Food service inspections, vaccine distribution, dental appointments would be unaffected
Peterborough Public Health has contingency plans to maintain essential public health services should it not reach a collective agreement with its registered nurses before they are in a lawful strike position later this month, officials stated Tuesday.
The contract dispute, which went to conciliation early last month, goes to mediation Monday with a legal strike/lockout date following two days later. The 31 nurses, members of the Ontario Nurses Association (ONA), have been without a contract since October 2017.
“In the event of an ONA strike, nursing services would be impacted, but we do have plans in place to maintain essential public health services and we plan to use our website and local media to keep the public informed of any changes in operations,” medical officer of health Dr. Rosana Salvaterra said in a recorded statement released Tuesday.
Essential services that would not be impacted include responding to public health emergencies, outbreak investigations, vaccine distribution, investigation and followup to all reported cases of diseases of public health significance, officials stated.
Investigation of health hazard complaints, food premises inspections and provision of oral health screening in schools and dental clinic appointments would also be unaffected.
Should there be a strike, the health unit will remain open between 8:30 a.m. and 4:30 p.m.
weekdays, but several services and programs will be affected, officials stated.
A list of those services will be posted Nov. 27 at www.peterboroughpublichealth.ca, should there be a labour disruption, officials stated. Residents are also encouraged to follow the health unit on social media
@PtboHealth for updates.
The main issue is that nurses want to keep working in specialized areas like other health professionals, bargaining unit president Diane Lockman said last Wednesday during an information picket before the monthly board of health meeting.
“We want to continue to keep our community safe by continuing to work in the roles we have the skills to be in,” the registered nurse said.
Lockman, who also pointed out the nurses are the lowest paid of five surrounding health units, said the union is willing to make compromises so the two sides can reach a settlement when they come to the mediation table.
The health unit looks forward to mediation, Salvaterra said. “Peterborough Public Health has been in negotiations with ONA for several months and we remain committed to negotiating a fair and equitable agreement for all.”
Health unit officials also reminded those who access public health services that there could be picket lines, including at its headquarters at 185 King St.
For safety, officials asked them to be prepared for larger crowds, to be patient and courteous, to arrive early with delays likely and that inappropriate behaviour by either side is not acceptable — and possibly illegal.
Security will be on hand to assist, if needed, officials stated.

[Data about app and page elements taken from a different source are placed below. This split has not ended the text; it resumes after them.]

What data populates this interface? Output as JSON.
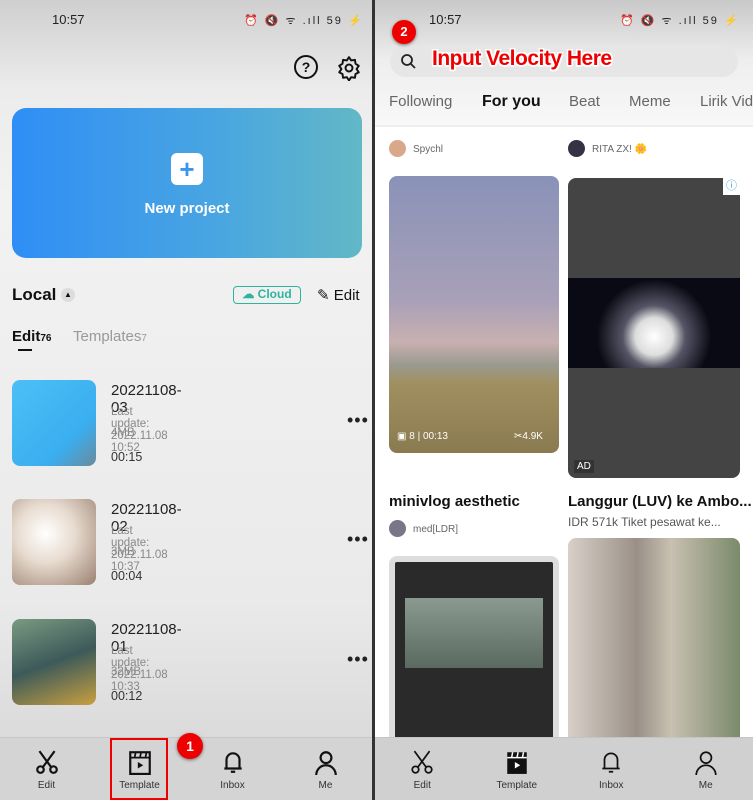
{
  "left": {
    "status": {
      "time": "10:57",
      "icons": "⏰ 🔇 ᯤ .ıll 59 ⚡"
    },
    "header_icons": [
      "help-icon",
      "settings-icon"
    ],
    "new_project": {
      "label": "New project",
      "icon": "plus-icon"
    },
    "local": {
      "title": "Local",
      "cloud_label": "Cloud",
      "edit_label": "Edit"
    },
    "tabs": [
      {
        "label": "Edit",
        "count": "76",
        "active": true
      },
      {
        "label": "Templates",
        "count": "7",
        "active": false
      }
    ],
    "projects": [
      {
        "title": "20221108-03",
        "updated": "Last update: 2022.11.08 10:52",
        "size": "4MB",
        "duration": "00:15"
      },
      {
        "title": "20221108-02",
        "updated": "Last update: 2022.11.08 10:37",
        "size": "3MB",
        "duration": "00:04"
      },
      {
        "title": "20221108-01",
        "updated": "Last update: 2022.11.08 10:33",
        "size": "32MB",
        "duration": "00:12"
      }
    ],
    "nav": [
      {
        "label": "Edit",
        "icon": "scissors-icon"
      },
      {
        "label": "Template",
        "icon": "clapper-icon"
      },
      {
        "label": "Inbox",
        "icon": "bell-icon"
      },
      {
        "label": "Me",
        "icon": "person-icon"
      }
    ],
    "step_badge": "1"
  },
  "right": {
    "status": {
      "time": "10:57",
      "icons": "⏰ 🔇 ᯤ .ıll 59 ⚡"
    },
    "step_badge": "2",
    "search": {
      "placeholder": "",
      "annotation": "Input Velocity Here"
    },
    "tabs": [
      "Following",
      "For you",
      "Beat",
      "Meme",
      "Lirik Vid"
    ],
    "active_tab": "For you",
    "feed": [
      {
        "author": "Spychl",
        "title": "minivlog aesthetic",
        "clips": "8",
        "duration": "00:13",
        "uses": "4.9K",
        "sub_author": "med[LDR]"
      },
      {
        "author": "RITA ZX! 🌼",
        "title": "Langgur (LUV) ke Ambo...",
        "subtitle": "IDR 571k Tiket pesawat ke...",
        "ad": "AD"
      }
    ],
    "nav": [
      {
        "label": "Edit",
        "icon": "scissors-icon"
      },
      {
        "label": "Template",
        "icon": "clapper-filled-icon"
      },
      {
        "label": "Inbox",
        "icon": "bell-icon"
      },
      {
        "label": "Me",
        "icon": "person-icon"
      }
    ]
  },
  "colors": {
    "accent_blue": "#2f8ef6",
    "cloud_teal": "#2bb5a0",
    "annotation_red": "#e00000"
  }
}
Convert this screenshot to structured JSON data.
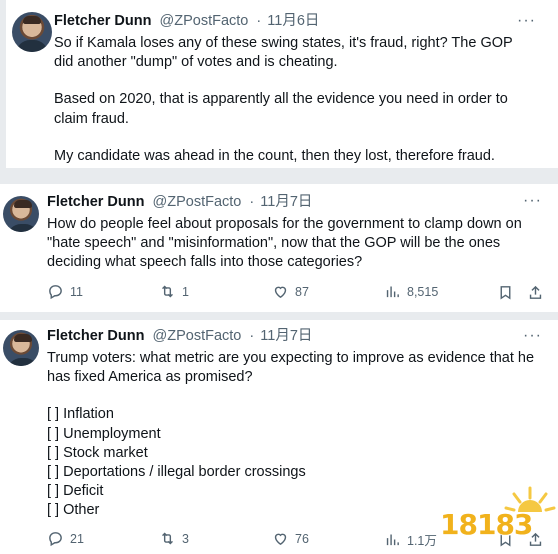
{
  "tweets": [
    {
      "author": "Fletcher Dunn",
      "handle": "@ZPostFacto",
      "separator": "·",
      "date": "11月6日",
      "more": "···",
      "paragraphs": [
        "So if Kamala loses any of these swing states, it's fraud, right?  The GOP did another \"dump\" of votes and is cheating.",
        "Based on 2020, that is apparently all the evidence you need in order to claim fraud.",
        "My candidate was ahead in the count, then they lost, therefore fraud. QED"
      ]
    },
    {
      "author": "Fletcher Dunn",
      "handle": "@ZPostFacto",
      "separator": "·",
      "date": "11月7日",
      "more": "···",
      "paragraphs": [
        "How do people feel about proposals for the government to clamp down on \"hate speech\" and \"misinformation\", now that the GOP will be the ones deciding what speech falls into those categories?"
      ],
      "replies": "11",
      "retweets": "1",
      "likes": "87",
      "views": "8,515"
    },
    {
      "author": "Fletcher Dunn",
      "handle": "@ZPostFacto",
      "separator": "·",
      "date": "11月7日",
      "more": "···",
      "paragraphs": [
        "Trump voters: what metric are you expecting to improve as evidence that he has fixed America as promised?"
      ],
      "options": [
        "[ ] Inflation",
        "[ ] Unemployment",
        "[ ] Stock market",
        "[ ] Deportations / illegal border crossings",
        "[ ] Deficit",
        "[ ] Other"
      ],
      "replies": "21",
      "retweets": "3",
      "likes": "76",
      "views": "1.1万"
    }
  ],
  "icons": {
    "reply": "reply-icon",
    "retweet": "retweet-icon",
    "like": "heart-icon",
    "views": "views-chart-icon",
    "bookmark": "bookmark-icon",
    "share": "share-icon"
  },
  "watermark": {
    "text": "18183"
  },
  "colors": {
    "text": "#0f1419",
    "muted": "#536471",
    "background": "#e8ebee",
    "watermark": "#f1b21c"
  }
}
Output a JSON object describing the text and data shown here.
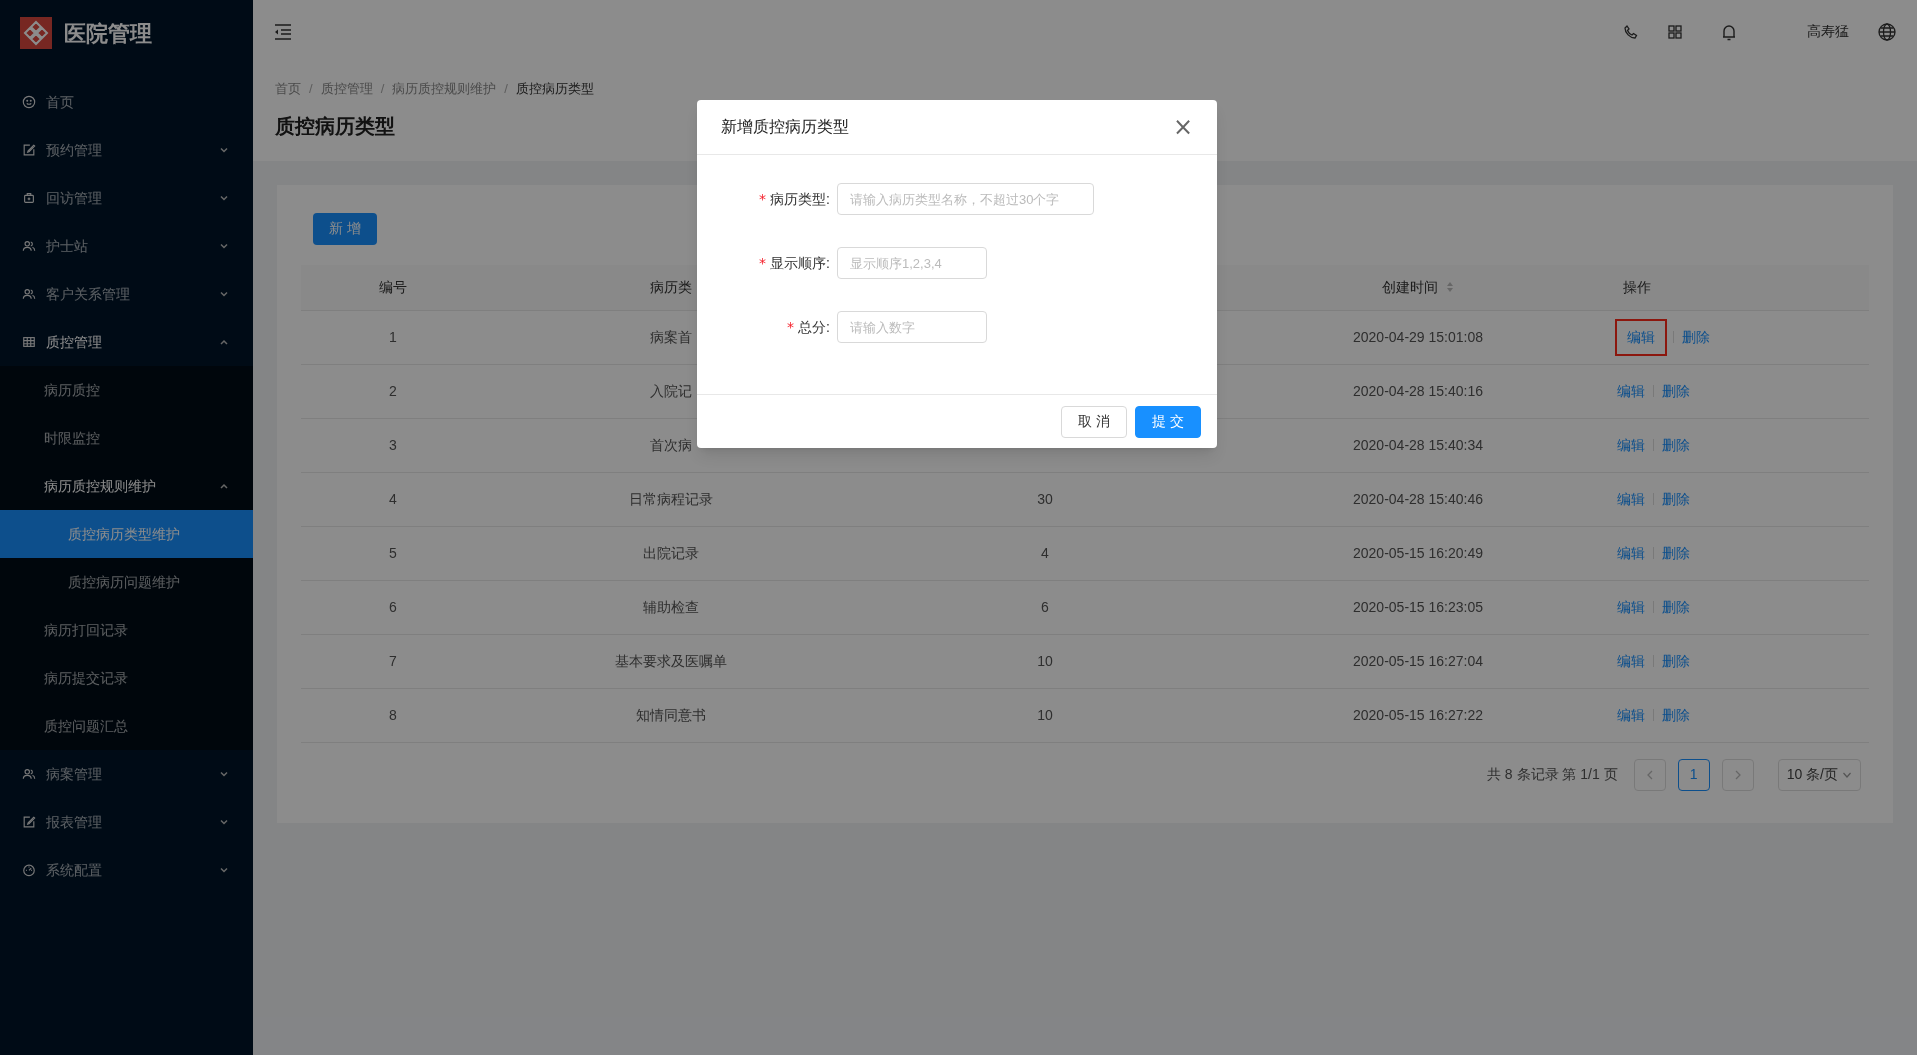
{
  "app": {
    "title": "医院管理"
  },
  "sidebar": {
    "items": [
      {
        "label": "首页",
        "expanded": false,
        "has_children": false
      },
      {
        "label": "预约管理",
        "expanded": false,
        "has_children": true
      },
      {
        "label": "回访管理",
        "expanded": false,
        "has_children": true
      },
      {
        "label": "护士站",
        "expanded": false,
        "has_children": true
      },
      {
        "label": "客户关系管理",
        "expanded": false,
        "has_children": true
      },
      {
        "label": "质控管理",
        "expanded": true,
        "has_children": true,
        "children": [
          {
            "label": "病历质控",
            "selected": false
          },
          {
            "label": "时限监控",
            "selected": false
          },
          {
            "label": "病历质控规则维护",
            "expanded": true,
            "children": [
              {
                "label": "质控病历类型维护",
                "selected": true
              },
              {
                "label": "质控病历问题维护",
                "selected": false
              }
            ]
          },
          {
            "label": "病历打回记录",
            "selected": false
          },
          {
            "label": "病历提交记录",
            "selected": false
          },
          {
            "label": "质控问题汇总",
            "selected": false
          }
        ]
      },
      {
        "label": "病案管理",
        "expanded": false,
        "has_children": true
      },
      {
        "label": "报表管理",
        "expanded": false,
        "has_children": true
      },
      {
        "label": "系统配置",
        "expanded": false,
        "has_children": true
      }
    ]
  },
  "header": {
    "user": "高寿猛"
  },
  "breadcrumb": [
    {
      "label": "首页"
    },
    {
      "separator": "/",
      "label": "质控管理"
    },
    {
      "separator": "/",
      "label": "病历质控规则维护"
    },
    {
      "separator": "/",
      "label": "质控病历类型"
    }
  ],
  "page_title": "质控病历类型",
  "add_button": "新 增",
  "table": {
    "columns": [
      "编号",
      "病历类",
      "",
      "创建时间",
      "操作"
    ],
    "rows": [
      {
        "cells": [
          "1",
          "病案首",
          "",
          "2020-04-29 15:01:08"
        ],
        "actions": [
          "编辑",
          "删除"
        ],
        "highlighted": true
      },
      {
        "cells": [
          "2",
          "入院记",
          "",
          "2020-04-28 15:40:16"
        ],
        "actions": [
          "编辑",
          "删除"
        ],
        "highlighted": false
      },
      {
        "cells": [
          "3",
          "首次病",
          "",
          "2020-04-28 15:40:34"
        ],
        "actions": [
          "编辑",
          "删除"
        ],
        "highlighted": false
      },
      {
        "cells": [
          "4",
          "日常病程记录",
          "30",
          "2020-04-28 15:40:46"
        ],
        "actions": [
          "编辑",
          "删除"
        ],
        "highlighted": false
      },
      {
        "cells": [
          "5",
          "出院记录",
          "4",
          "2020-05-15 16:20:49"
        ],
        "actions": [
          "编辑",
          "删除"
        ],
        "highlighted": false
      },
      {
        "cells": [
          "6",
          "辅助检查",
          "6",
          "2020-05-15 16:23:05"
        ],
        "actions": [
          "编辑",
          "删除"
        ],
        "highlighted": false
      },
      {
        "cells": [
          "7",
          "基本要求及医嘱单",
          "10",
          "2020-05-15 16:27:04"
        ],
        "actions": [
          "编辑",
          "删除"
        ],
        "highlighted": false
      },
      {
        "cells": [
          "8",
          "知情同意书",
          "10",
          "2020-05-15 16:27:22"
        ],
        "actions": [
          "编辑",
          "删除"
        ],
        "highlighted": false
      }
    ]
  },
  "pagination": {
    "summary": "共 8 条记录 第 1/1 页",
    "pages": [
      {
        "label": "1",
        "selected": true
      }
    ],
    "page_size": "10 条/页"
  },
  "dialog": {
    "title": "新增质控病历类型",
    "close": "×",
    "fields": [
      {
        "label": "病历类型:",
        "required_mark": "*",
        "placeholder": "请输入病历类型名称，不超过30个字",
        "wide": true
      },
      {
        "label": "显示顺序:",
        "required_mark": "*",
        "placeholder": "显示顺序1,2,3,4",
        "wide": false
      },
      {
        "label": "总分:",
        "required_mark": "*",
        "placeholder": "请输入数字",
        "wide": false
      }
    ],
    "buttons": [
      {
        "label": "取 消",
        "kind": "default"
      },
      {
        "label": "提 交",
        "kind": "primary"
      }
    ]
  }
}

The ONA represents more than 65,000 registered nurses and health-care professionals, as well as 18,000 nursing student affiliates, providing care in hospitals, long-term care facilities, public health, clinics and industry.
Peterborough Public Health Nurses hold an information picket outside Jackson Square prior to the board of health meeting on Nov. 14.